### [TASK REQUIREMENTS]
Among the entries below, find all lines that include "placeholder" and copy them.

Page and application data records

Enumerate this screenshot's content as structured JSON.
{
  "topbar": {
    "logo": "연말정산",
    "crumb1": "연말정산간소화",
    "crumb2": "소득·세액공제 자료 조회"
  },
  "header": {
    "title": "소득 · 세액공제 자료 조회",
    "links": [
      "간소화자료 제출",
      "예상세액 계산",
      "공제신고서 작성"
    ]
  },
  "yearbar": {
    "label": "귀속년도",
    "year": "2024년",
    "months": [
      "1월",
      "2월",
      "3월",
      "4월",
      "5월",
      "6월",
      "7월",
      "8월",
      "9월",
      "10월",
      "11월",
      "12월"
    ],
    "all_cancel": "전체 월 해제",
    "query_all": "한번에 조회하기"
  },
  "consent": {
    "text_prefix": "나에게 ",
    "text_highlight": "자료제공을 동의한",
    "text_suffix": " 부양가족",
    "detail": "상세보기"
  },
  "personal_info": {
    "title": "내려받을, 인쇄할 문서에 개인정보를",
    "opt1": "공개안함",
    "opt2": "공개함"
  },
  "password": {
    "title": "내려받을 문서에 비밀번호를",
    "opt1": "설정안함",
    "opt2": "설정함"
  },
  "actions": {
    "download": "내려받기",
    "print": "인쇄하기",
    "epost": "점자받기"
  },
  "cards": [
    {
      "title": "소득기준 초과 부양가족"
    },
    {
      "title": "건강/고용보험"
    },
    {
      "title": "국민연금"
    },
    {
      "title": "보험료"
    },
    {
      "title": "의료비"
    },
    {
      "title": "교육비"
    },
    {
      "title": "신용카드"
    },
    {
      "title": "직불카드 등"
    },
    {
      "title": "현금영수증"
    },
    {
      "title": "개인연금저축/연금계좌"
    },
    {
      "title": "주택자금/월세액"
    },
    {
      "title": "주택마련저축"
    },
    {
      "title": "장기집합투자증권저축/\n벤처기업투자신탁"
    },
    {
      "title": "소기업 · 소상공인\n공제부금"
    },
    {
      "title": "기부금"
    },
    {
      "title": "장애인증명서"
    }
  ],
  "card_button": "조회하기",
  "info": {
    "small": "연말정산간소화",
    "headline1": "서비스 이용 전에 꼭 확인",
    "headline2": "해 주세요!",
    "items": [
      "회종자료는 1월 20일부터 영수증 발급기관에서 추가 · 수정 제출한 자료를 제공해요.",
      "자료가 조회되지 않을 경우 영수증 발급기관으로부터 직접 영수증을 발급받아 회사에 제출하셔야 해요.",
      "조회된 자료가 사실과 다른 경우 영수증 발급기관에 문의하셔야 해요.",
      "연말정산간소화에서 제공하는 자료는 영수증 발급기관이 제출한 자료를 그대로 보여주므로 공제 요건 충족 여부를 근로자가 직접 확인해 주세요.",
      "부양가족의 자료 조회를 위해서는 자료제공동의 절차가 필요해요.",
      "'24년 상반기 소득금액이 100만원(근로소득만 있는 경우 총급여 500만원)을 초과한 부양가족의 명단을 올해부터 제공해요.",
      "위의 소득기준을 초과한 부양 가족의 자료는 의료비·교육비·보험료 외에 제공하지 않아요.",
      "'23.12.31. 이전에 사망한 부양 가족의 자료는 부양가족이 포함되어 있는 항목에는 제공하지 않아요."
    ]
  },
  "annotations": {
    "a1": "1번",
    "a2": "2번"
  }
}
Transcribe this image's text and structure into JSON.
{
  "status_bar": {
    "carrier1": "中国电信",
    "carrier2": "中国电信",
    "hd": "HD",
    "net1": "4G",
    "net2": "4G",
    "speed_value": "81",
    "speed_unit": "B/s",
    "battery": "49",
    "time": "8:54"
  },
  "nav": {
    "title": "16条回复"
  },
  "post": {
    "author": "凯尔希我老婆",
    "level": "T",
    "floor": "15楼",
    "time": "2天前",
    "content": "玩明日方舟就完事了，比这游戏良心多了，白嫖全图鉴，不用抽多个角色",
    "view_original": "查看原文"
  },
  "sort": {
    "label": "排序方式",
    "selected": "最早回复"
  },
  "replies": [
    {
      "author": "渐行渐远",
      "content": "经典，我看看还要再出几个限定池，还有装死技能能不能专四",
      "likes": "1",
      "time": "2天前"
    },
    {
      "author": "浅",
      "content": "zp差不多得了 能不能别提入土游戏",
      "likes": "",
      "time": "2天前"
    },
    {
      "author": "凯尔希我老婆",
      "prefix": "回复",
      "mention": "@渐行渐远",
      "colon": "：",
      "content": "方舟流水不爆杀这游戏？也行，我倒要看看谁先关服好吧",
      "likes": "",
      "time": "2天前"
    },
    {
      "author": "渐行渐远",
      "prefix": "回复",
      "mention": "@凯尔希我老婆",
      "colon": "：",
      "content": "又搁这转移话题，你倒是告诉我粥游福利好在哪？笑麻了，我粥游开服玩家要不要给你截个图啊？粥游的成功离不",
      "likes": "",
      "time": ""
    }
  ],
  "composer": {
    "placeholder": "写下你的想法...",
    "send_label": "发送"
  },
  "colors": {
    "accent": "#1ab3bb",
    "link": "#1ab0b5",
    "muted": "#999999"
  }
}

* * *

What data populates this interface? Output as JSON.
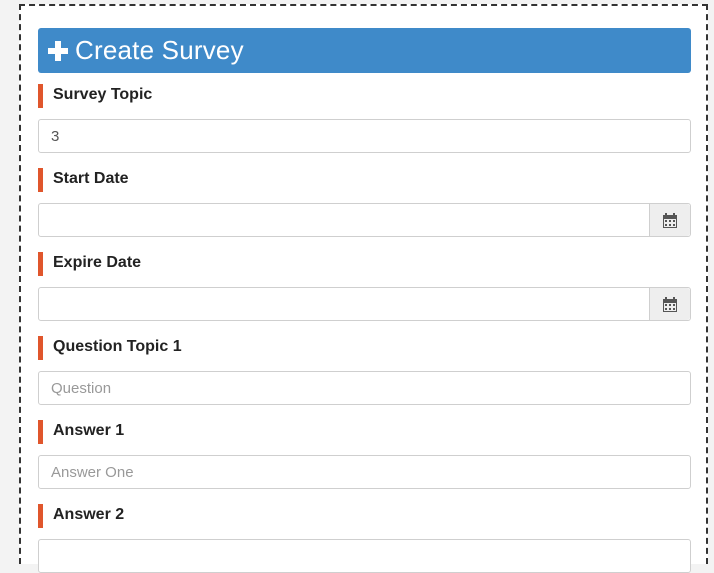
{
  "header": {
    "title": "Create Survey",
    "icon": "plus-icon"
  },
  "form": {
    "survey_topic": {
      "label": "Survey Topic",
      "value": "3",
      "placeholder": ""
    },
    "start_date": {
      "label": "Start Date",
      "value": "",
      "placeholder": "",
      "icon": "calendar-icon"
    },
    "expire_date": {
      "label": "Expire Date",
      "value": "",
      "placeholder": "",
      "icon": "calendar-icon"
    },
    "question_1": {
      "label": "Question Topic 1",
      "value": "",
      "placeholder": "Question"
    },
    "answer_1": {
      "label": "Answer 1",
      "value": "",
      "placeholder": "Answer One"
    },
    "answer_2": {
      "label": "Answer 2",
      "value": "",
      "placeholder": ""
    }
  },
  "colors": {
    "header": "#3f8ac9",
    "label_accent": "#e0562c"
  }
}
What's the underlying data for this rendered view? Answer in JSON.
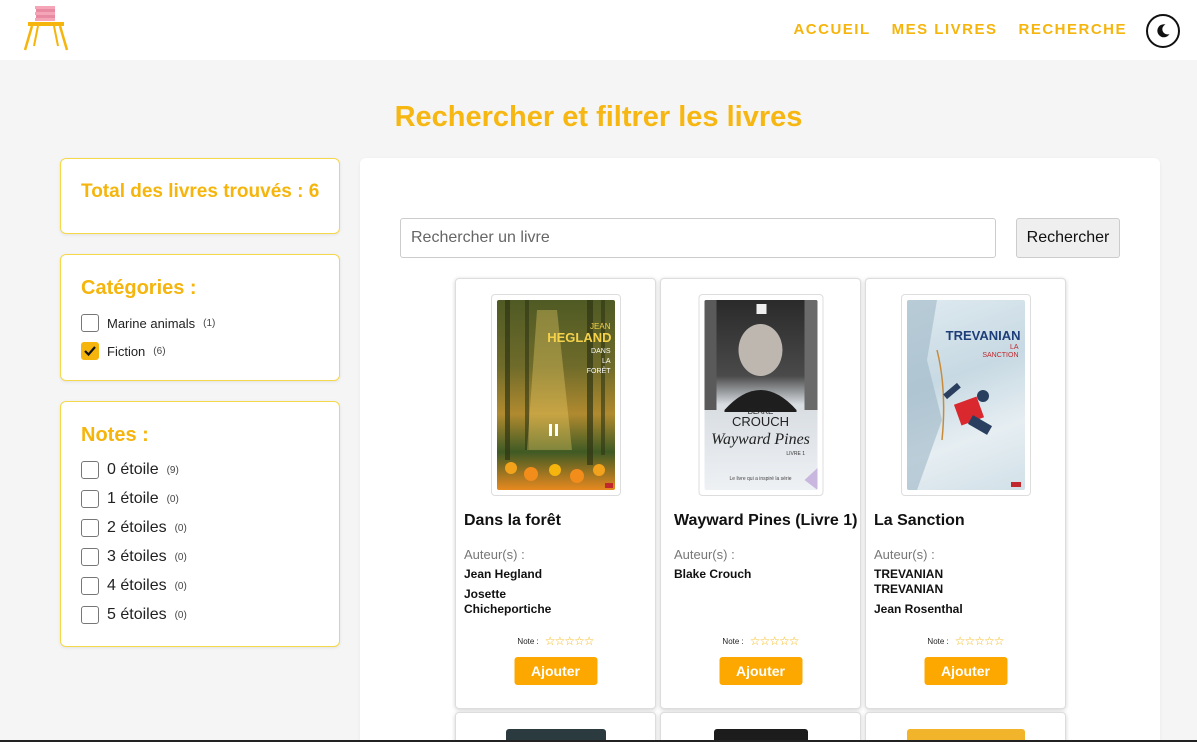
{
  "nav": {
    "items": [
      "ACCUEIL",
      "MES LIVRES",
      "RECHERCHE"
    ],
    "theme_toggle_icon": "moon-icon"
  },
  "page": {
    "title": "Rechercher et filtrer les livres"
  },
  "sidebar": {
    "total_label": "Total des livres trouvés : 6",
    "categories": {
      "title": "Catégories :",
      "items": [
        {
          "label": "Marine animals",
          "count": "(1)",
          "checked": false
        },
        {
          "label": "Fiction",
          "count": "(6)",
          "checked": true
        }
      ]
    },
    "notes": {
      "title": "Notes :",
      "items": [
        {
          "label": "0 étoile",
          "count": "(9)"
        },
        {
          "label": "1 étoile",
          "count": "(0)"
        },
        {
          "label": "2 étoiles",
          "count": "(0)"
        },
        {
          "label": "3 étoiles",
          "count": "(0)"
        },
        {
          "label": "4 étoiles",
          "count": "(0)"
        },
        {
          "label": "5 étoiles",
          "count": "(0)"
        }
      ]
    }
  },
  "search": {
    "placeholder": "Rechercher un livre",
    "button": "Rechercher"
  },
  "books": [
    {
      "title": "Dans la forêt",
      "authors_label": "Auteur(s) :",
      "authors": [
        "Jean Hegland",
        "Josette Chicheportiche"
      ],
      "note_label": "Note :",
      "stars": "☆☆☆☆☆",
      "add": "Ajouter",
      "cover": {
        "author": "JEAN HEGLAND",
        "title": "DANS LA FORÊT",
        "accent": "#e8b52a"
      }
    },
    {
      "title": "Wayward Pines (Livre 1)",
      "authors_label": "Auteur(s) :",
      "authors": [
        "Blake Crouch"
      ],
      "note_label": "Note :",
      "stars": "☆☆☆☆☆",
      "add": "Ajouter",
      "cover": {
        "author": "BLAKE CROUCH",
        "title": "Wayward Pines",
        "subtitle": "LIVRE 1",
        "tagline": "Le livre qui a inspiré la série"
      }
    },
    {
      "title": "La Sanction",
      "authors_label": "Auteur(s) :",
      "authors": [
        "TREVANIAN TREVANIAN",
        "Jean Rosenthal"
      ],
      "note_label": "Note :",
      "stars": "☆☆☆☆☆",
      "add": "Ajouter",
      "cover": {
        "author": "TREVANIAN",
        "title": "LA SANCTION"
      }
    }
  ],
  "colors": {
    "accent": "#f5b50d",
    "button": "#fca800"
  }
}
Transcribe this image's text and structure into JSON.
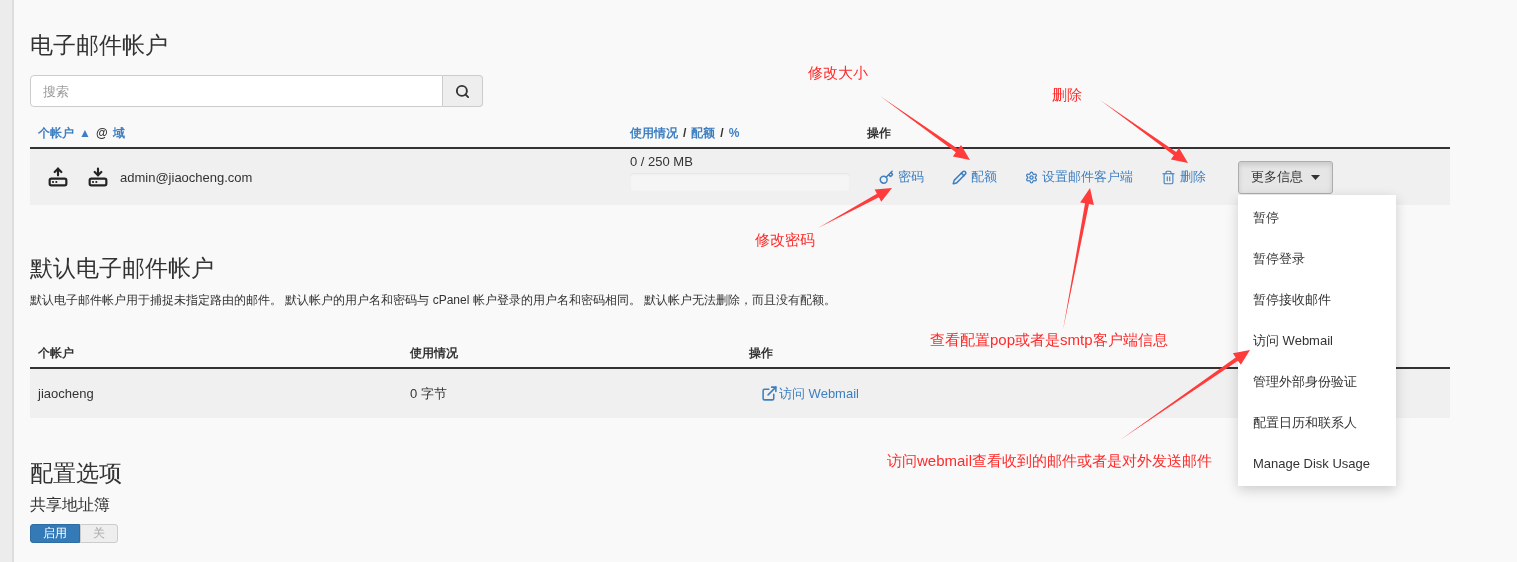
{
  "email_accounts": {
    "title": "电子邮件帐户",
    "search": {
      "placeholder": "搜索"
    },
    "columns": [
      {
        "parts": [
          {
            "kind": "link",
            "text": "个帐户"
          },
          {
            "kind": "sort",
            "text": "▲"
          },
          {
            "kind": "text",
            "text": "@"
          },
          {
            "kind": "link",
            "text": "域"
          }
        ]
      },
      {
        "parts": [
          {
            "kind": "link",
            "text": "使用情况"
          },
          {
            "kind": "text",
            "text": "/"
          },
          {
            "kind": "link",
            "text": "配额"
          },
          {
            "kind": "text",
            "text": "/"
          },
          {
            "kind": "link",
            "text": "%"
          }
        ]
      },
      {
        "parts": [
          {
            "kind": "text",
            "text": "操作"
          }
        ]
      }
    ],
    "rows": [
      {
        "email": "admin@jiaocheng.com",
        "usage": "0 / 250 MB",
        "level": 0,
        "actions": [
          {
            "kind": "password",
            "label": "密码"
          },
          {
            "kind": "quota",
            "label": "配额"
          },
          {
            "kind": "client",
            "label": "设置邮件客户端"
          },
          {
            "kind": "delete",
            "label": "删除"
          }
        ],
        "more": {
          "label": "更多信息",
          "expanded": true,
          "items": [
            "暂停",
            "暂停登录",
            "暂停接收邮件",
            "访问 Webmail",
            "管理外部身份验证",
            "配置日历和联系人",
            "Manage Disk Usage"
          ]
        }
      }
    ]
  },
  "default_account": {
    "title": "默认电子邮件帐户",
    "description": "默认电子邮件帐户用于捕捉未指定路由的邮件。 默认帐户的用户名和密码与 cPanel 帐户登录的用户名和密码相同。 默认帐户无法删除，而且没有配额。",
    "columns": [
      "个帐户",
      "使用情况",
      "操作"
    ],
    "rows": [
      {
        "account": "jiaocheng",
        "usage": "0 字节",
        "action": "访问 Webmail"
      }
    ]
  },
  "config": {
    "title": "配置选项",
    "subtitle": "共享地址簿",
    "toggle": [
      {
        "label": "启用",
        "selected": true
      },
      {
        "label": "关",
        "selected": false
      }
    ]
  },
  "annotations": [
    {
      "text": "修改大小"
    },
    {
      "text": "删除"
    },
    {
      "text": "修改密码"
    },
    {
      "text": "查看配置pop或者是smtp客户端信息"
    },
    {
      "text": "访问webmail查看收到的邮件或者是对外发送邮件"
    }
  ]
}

### [TASK ANSWER]
    "placeholder": "写下你的想法...",
      "placeholder": ""
      "placeholder": "",
      "placeholder": "",
      "placeholder": "Question"
      "placeholder": "Answer One"
      "placeholder": ""
    "placeholder": "Rechercher un livre",
      "placeholder": "搜索"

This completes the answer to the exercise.